weeks before he passed away.
then a lot has changed, regrettably mostly for the worse. But the
question is why? We think it is a systematic flaw. The institution
has been forced to lower its standard due to neglect, inappropriate
resource allocation, lack of leadership, and interference by the higher
authority and of course corruption and lack of management skills.
Tk. 30 crore, the Asian Development Bank funded new
Operation Theatre (OT) complex consisting of 12 new operation theatre
was started a few years ago. About six have been completed and others
await completion. A Tk. 15 crore-extension work of the hospital has
also been completed including the creation of VIP rooms, some single
rooms and other related facilities. Some very expensive and essential
machines are also in place that are used for limited hours as technicians
qualified to use them are very limited in number.
is interesting to note is that we see the propensity of going for
big renovation and extension protects while there is a definite lack
of improving the day to day service of the hospital. As our “Midnight
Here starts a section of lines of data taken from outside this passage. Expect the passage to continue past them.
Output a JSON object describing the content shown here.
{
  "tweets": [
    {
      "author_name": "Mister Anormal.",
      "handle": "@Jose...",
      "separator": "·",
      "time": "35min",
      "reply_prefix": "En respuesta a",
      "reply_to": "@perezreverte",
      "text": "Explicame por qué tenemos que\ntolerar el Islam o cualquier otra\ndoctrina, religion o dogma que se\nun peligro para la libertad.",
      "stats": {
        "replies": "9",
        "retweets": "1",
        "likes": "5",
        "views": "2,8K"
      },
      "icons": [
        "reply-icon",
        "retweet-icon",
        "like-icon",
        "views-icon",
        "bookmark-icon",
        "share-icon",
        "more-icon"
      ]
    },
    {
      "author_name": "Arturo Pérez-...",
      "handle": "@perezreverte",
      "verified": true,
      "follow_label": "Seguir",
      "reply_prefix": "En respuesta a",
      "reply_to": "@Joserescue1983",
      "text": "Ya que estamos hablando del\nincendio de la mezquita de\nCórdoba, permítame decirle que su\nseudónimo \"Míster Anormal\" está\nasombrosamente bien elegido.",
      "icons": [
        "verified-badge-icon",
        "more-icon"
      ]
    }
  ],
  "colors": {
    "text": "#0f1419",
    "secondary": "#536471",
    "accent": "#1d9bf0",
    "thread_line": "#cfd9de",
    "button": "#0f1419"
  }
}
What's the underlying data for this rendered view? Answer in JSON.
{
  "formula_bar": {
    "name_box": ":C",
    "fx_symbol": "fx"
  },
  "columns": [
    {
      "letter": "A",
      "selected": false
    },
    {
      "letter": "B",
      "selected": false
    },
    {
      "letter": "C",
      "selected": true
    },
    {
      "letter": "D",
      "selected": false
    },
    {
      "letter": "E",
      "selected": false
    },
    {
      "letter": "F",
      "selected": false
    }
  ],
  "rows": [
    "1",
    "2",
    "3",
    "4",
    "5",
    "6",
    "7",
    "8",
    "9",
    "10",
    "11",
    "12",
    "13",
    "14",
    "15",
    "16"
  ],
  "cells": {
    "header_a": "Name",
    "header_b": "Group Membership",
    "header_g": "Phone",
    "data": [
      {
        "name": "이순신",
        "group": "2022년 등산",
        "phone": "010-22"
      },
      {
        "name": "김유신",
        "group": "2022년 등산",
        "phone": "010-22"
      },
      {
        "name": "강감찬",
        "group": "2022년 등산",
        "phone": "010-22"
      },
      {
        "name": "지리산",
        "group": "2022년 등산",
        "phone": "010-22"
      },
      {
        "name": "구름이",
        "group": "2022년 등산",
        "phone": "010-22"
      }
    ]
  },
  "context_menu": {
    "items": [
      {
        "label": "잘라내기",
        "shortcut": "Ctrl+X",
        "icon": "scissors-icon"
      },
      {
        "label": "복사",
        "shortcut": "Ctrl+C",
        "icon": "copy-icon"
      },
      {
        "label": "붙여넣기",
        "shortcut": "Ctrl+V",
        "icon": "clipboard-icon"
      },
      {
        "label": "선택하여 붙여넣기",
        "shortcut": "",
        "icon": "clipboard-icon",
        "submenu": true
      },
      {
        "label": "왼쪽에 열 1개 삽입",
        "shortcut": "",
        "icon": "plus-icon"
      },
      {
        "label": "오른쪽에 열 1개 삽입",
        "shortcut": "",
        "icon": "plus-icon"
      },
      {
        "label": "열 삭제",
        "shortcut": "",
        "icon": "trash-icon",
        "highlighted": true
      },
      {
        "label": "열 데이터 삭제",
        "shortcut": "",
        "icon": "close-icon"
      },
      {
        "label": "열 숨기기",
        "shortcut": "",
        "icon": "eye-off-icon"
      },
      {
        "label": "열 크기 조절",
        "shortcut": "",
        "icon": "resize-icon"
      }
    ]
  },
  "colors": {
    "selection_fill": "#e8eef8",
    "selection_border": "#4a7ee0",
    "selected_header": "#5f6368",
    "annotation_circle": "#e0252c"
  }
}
nightmare” story clearly points out, practically nothing has happened
in terms of providing better service to the thousands of patients
on a day to day basis.
the total bed capacity of the DMCH has been doubled, from 600 to 1,200.
However the yearly allocation for MSR (medical and surgical requirement)
remains at Tk. 3.97 crore. There is an OCC (One Stop Crisis Centre)
fund of Tk. 50 lakhs. Though the number of beds has been doubled,
the number of doctors remains at 326, nurses 445, interns 126. Without
a commensurate increase in the professional staff there cannot be
improved service in the DMCH.
is another problem that needs to be immediately addressed; and successive
governments have shied away from it for reasons completely incomprehensible
to us. It is the total taking over of the hospital administration
by the so-called class IV employees of the hospital. These employees
do menial work like cleaning, providing trolleys, serving food, etc.
This group now controls the emergency sections and decides which patients
will get admission and which ones will not. Obviously patients who
want service have to pay them adequately or they will not even be
able to register. There are the private clinics that whisk away patients
from DMCH's doorstep with the help of these class IV employees. Doctors,
nurses and even the hospital administration are afraid to go against
this group for the fear of anything from verbal abuse to physical
assault. Some of them are in league with them for the extra money
that it brings.
story of DMCH is sad. But it does not have to be. We urge upon the
government, especially the health ministry, to take a determined stand
to clean up the DMCH. The first decision should be to set up an autonomous
administrative body under a professional board of directors. The government
can entrust this body with power and reasonable budget and give the
task of running it independently and professionally. If our doctors
and hospital administrators can run private hospitals successfully,
why can't a great institution like the DMCH be run properly? The fact
is that it used to be run better in the past. How was it possible
then? Let us learn from our own past experience, add to it all the
modern day knowledge and apply it. Let us also remember that hospital
management in today's world is a far more complex, challenging and
advanced art than it was before. Let us also get away from the view
that hospital management and medical knowledge is the same thing.
want to see our DMCH reach its old glory, and it can. What is needed
is a determined decision from the government.